Valuing intellectual property is no easy task. No matter what kind of intellectual property you own, there are certain bases you need to cover in order to assign a reasonable value to it. It cannot be done on a whim, based on what you feel your patent, trademark, or copyright is worth. As with anything else, your intellectual property is only worth what someone is willing to pay. Obviously, the key then becomes setting a value that is high and convincing. You want potential buyers to feel like the price you have set is commensurate with its true value. In this article, we will explain some of the most crucial steps in setting such a value.
The first step is to get the advice of an intellectual property attorney. The valuing and sale of intellectual property is not like holding a garage sale. There are thorny, complex laws and regulations governing how to assign a value to different kinds of intellectual property. It is not the kind of thing a beginner should try to jump into with no experience or research. Instead, take the time to find a respected intellectual property attorney and spend the money to acquire his services. He will advise you on key considerations, as well as offer advice on how to set a value effectively and legally. Beyond that, he will ensure that any transactions after the fact are documented in a professional, comprehensive way. The importance of this cannot be stressed enough. If your valuation becomes the subject of patent litigation, what will be more comforting: knowing that a licensed attorney stands behind the valuation, or that you concocted it with no professional help? The moral of the story: don’t cut corners on legal advice!
The next step is to assess your intellectual property from an outsider’s point of view. You might think your patent or trademark is the best thing since sliced bread, but you may be looking at it through rose colored glasses. This affects creative people in all fields, not just intellectual property. But before you set a value, you need to take those glasses off and see your IP like a complete stranger would. If someone tried selling you a patent, what are some of the questions you might ask?
– What is the market and market size?
– What are the competitive advantages the patent offers?
– How much will it cost to implement the underlying idea?
– How long before competitors start crowding in?
There is simply no way around these questions, and your valuation must take them into account if you hope to be taken seriously. The more appealing the answers are, the higher your valuation should be. A huge, untapped market with few competitors is more valuable than a marginal niche filled with established players. Again, these are market realities that you cannot ignore. Once you have a rough valuation in mind, it’s time to consult the professionals once more.
You need to research comparable transactions and see what similar intellectual property has sold for in the past. The best way to access this data is through an appraiser, or your intellectual property attorney. Together, you can discuss what you think the value of your IP should be as compared to comparable values. Try to settle somewhere between your own idea of the value and the values of the comparables you research. This is a time-tested formula for valuations that stand up and get taken seriously.

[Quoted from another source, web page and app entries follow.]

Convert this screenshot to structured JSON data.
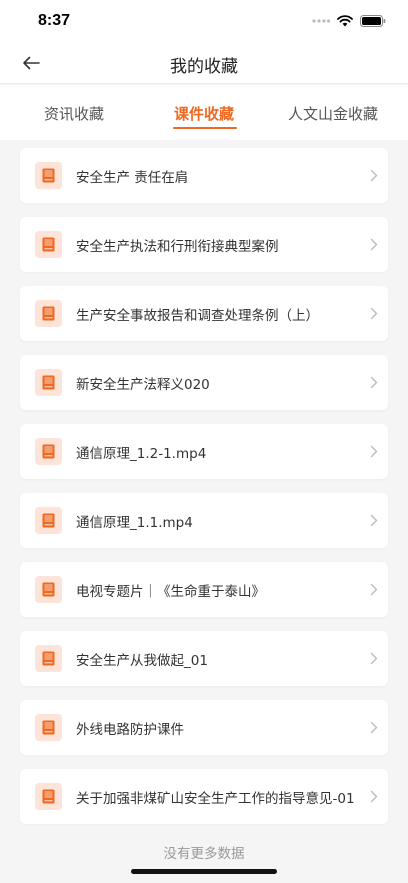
{
  "status_bar": {
    "time": "8:37"
  },
  "header": {
    "title": "我的收藏",
    "back_icon": "arrow-left-icon"
  },
  "tabs": [
    {
      "label": "资讯收藏",
      "active": false
    },
    {
      "label": "课件收藏",
      "active": true
    },
    {
      "label": "人文山金收藏",
      "active": false
    }
  ],
  "items": [
    {
      "label": "安全生产 责任在肩"
    },
    {
      "label": "安全生产执法和行刑衔接典型案例"
    },
    {
      "label": "生产安全事故报告和调查处理条例（上）"
    },
    {
      "label": "新安全生产法释义020"
    },
    {
      "label": "通信原理_1.2-1.mp4"
    },
    {
      "label": "通信原理_1.1.mp4"
    },
    {
      "label": "电视专题片｜《生命重于泰山》"
    },
    {
      "label": "安全生产从我做起_01"
    },
    {
      "label": "外线电路防护课件"
    },
    {
      "label": "关于加强非煤矿山安全生产工作的指导意见-01"
    }
  ],
  "footer": {
    "text": "没有更多数据"
  },
  "colors": {
    "accent": "#ee6a22",
    "icon_bg": "#fde3d8",
    "background": "#f5f5f5"
  }
}
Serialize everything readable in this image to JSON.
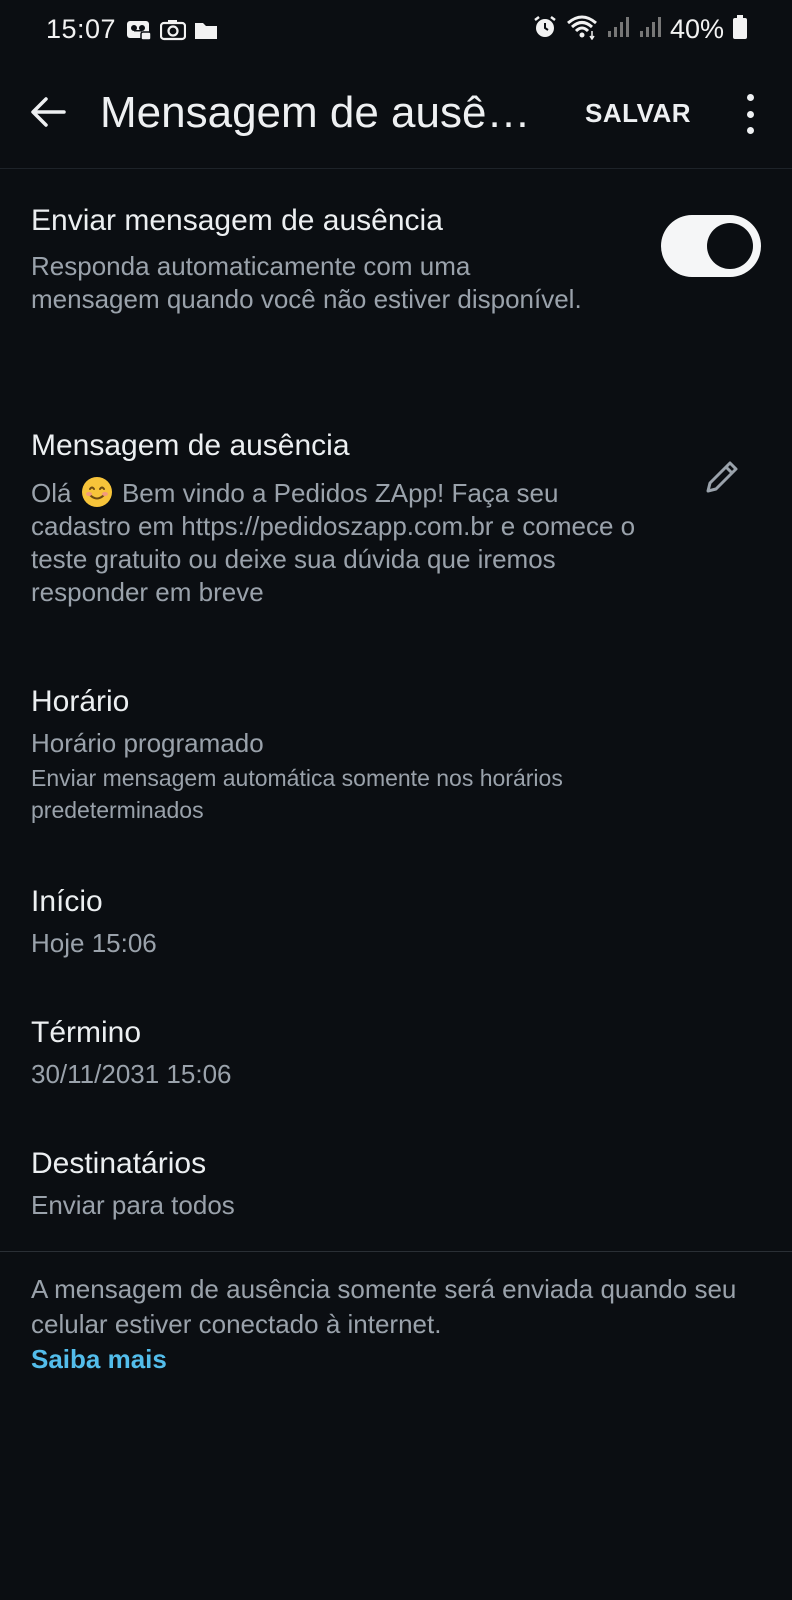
{
  "status_bar": {
    "time": "15:07",
    "battery": "40%",
    "left_icons": [
      "voicemail-icon",
      "camera-icon",
      "folder-icon"
    ],
    "right_icons": [
      "alarm-icon",
      "wifi-icon",
      "signal-icon",
      "signal-icon",
      "battery-icon"
    ]
  },
  "app_bar": {
    "title": "Mensagem de ausê…",
    "save_label": "SALVAR",
    "back_icon": "arrow-left-icon",
    "more_icon": "more-vertical-icon"
  },
  "send_away": {
    "title": "Enviar mensagem de ausência",
    "description": "Responda automaticamente com uma mensagem quando você não estiver disponível.",
    "enabled": true
  },
  "away_message": {
    "title": "Mensagem de ausência",
    "text_before_emoji": "Olá",
    "emoji": "smiling-face-emoji",
    "text_after_emoji": "Bem vindo a Pedidos ZApp! Faça seu cadastro em https://pedidoszapp.com.br e comece o teste gratuito ou deixe sua dúvida que iremos responder em breve",
    "edit_icon": "pencil-icon"
  },
  "schedule": {
    "title": "Horário",
    "value": "Horário programado",
    "description": "Enviar mensagem automática somente nos horários predeterminados"
  },
  "start": {
    "title": "Início",
    "value": "Hoje 15:06"
  },
  "end": {
    "title": "Término",
    "value": "30/11/2031 15:06"
  },
  "recipients": {
    "title": "Destinatários",
    "value": "Enviar para todos"
  },
  "footer": {
    "note": "A mensagem de ausência somente será enviada quando seu celular estiver conectado à internet.",
    "learn_more": "Saiba mais"
  },
  "colors": {
    "background": "#0b0e12",
    "text_primary": "#eceff1",
    "text_secondary": "#9aa2ab",
    "link": "#53bdeb",
    "toggle_track": "#f5f6f7"
  }
}
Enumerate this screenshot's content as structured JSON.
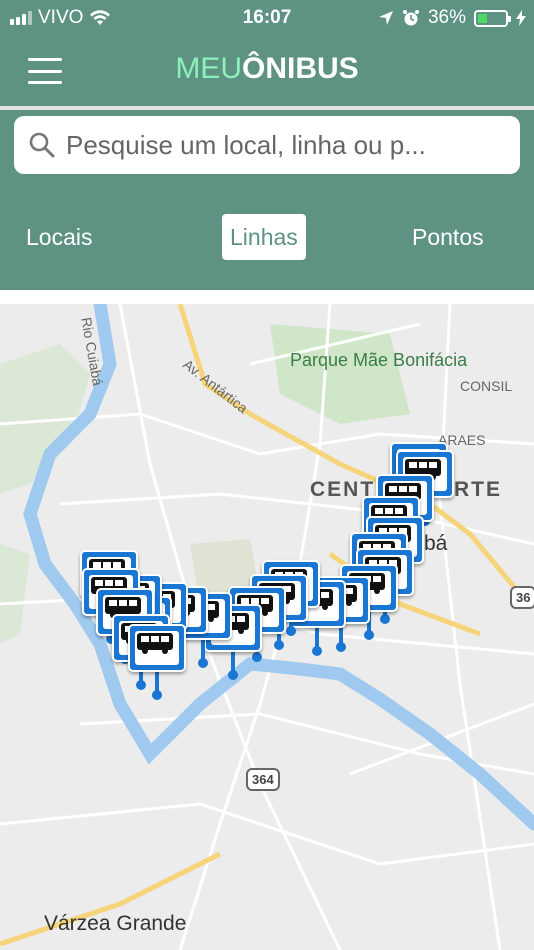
{
  "status_bar": {
    "carrier": "VIVO",
    "time": "16:07",
    "battery": "36%",
    "battery_level": 0.36,
    "icons": [
      "signal-icon",
      "wifi-icon",
      "location-arrow-icon",
      "alarm-icon",
      "battery-icon",
      "charging-icon"
    ]
  },
  "app_bar": {
    "logo_part1": "MEU",
    "logo_part2": "ÔNIBUS",
    "menu_icon": "hamburger-menu-icon"
  },
  "search": {
    "placeholder": "Pesquise um local, linha ou p...",
    "icon": "search-icon"
  },
  "tabs": [
    {
      "label": "Locais",
      "active": false
    },
    {
      "label": "Linhas",
      "active": true
    },
    {
      "label": "Pontos",
      "active": false
    }
  ],
  "map": {
    "labels": {
      "river": "Rio Cuiabá",
      "avenue": "Av. Antártica",
      "park": "Parque Mãe Bonifácia",
      "consil": "CONSIL",
      "araes": "ARAES",
      "centro": "CENTRO NORTE",
      "cuiaba_partial": "bá",
      "city": "Várzea Grande",
      "highway_364": "364",
      "highway_36": "36"
    },
    "colors": {
      "background": "#ececec",
      "water": "#9fc9ef",
      "major_road": "#f5d47a",
      "park": "#cfe6c9",
      "stop_marker": "#1976d2"
    },
    "marker_icon": "bus-stop-icon",
    "marker_count": 24
  }
}
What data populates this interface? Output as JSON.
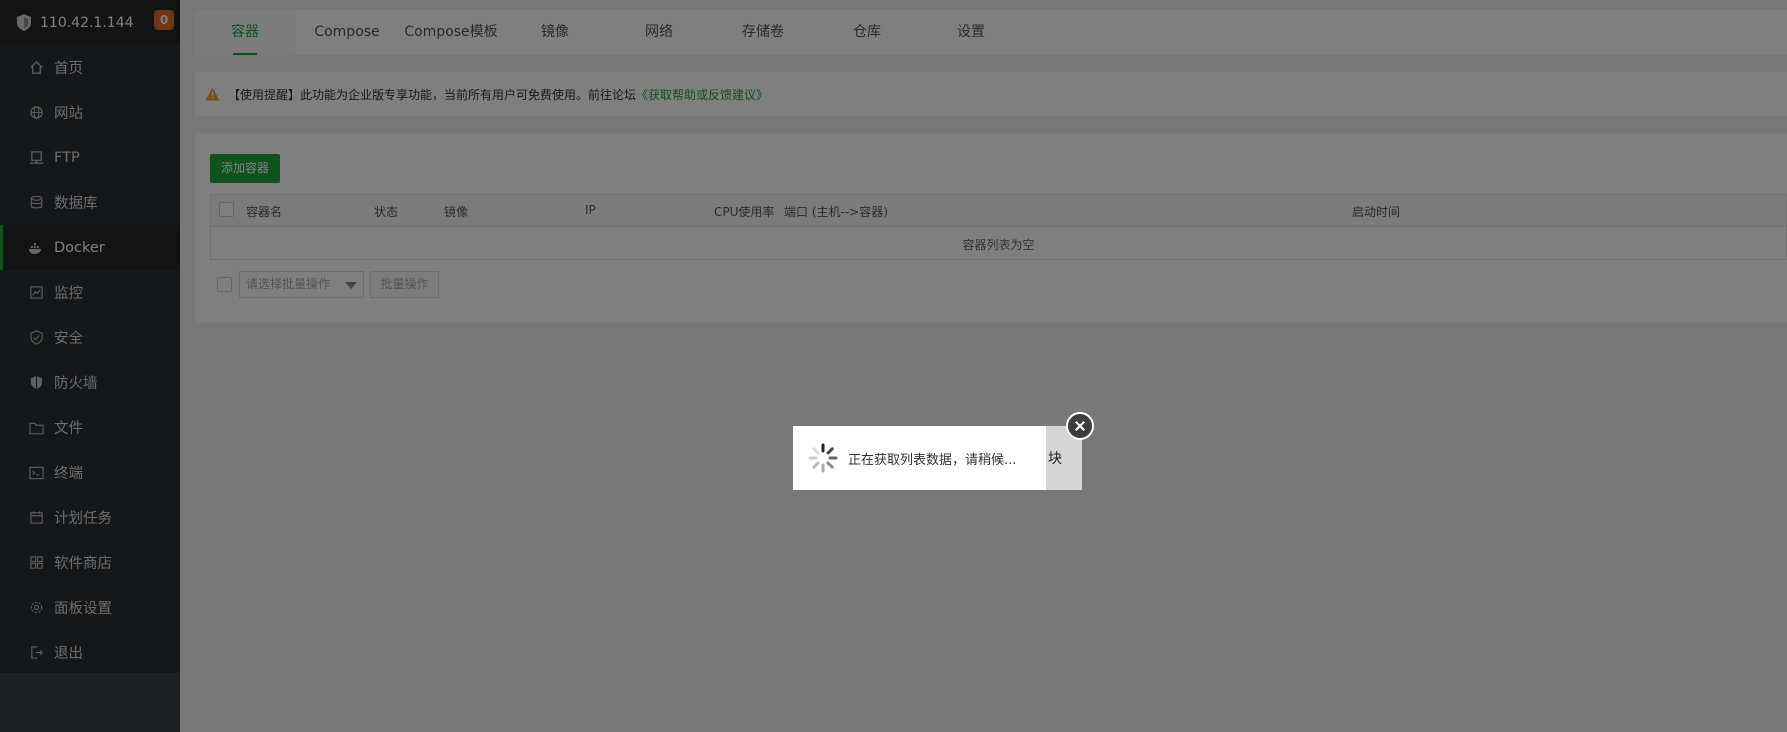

Finally, you need to heed the age-old warning against being greedy. You cannot ask for too much in valuing your intellectual property, or else you will scare off potential buyers. To prevent yourself from doing this, ask yourself some more hard, honest questions:
– How long would it take you to develop this idea yourself? Months? Years? And how much money would it cost on top of your time? Thousands, tens of thousands, even hundreds? Generally, he longer and more expensive this would be, the lower your valuation should be. The other party will still be doing most of the work, and they know it.
– What about unexpected problems or challenges that might come up? Businesspeople are familiar with the maxim that everything is harder than you think and takes longer than you think. Ask yourself whether holding out for a few extra thousand dollars is really worth committing yourself to years of headaches and problems that you can’t even anticipate right now.
The point is that whoever buys your intellectual property will be assuming all of these risks. You shouldn’t lower your value to the ground, but you shouldn’t be overly greedy, either.
If you keep these considerations in mind and execute them in order, you can accurately value your intellectual property. Good luck!
Jay Cross is a staff writer for Idea Buyer LLC which owns and operates http://www.IdeaBuyer.com – The Online Marketplace for Intellectual Property. The site gives inventors the opportunity to showcase their intellectual property to consumer product companies, entrepreneurs, retailers, and manufacturers. You can email him at JayCross@IdeaBuyer.com.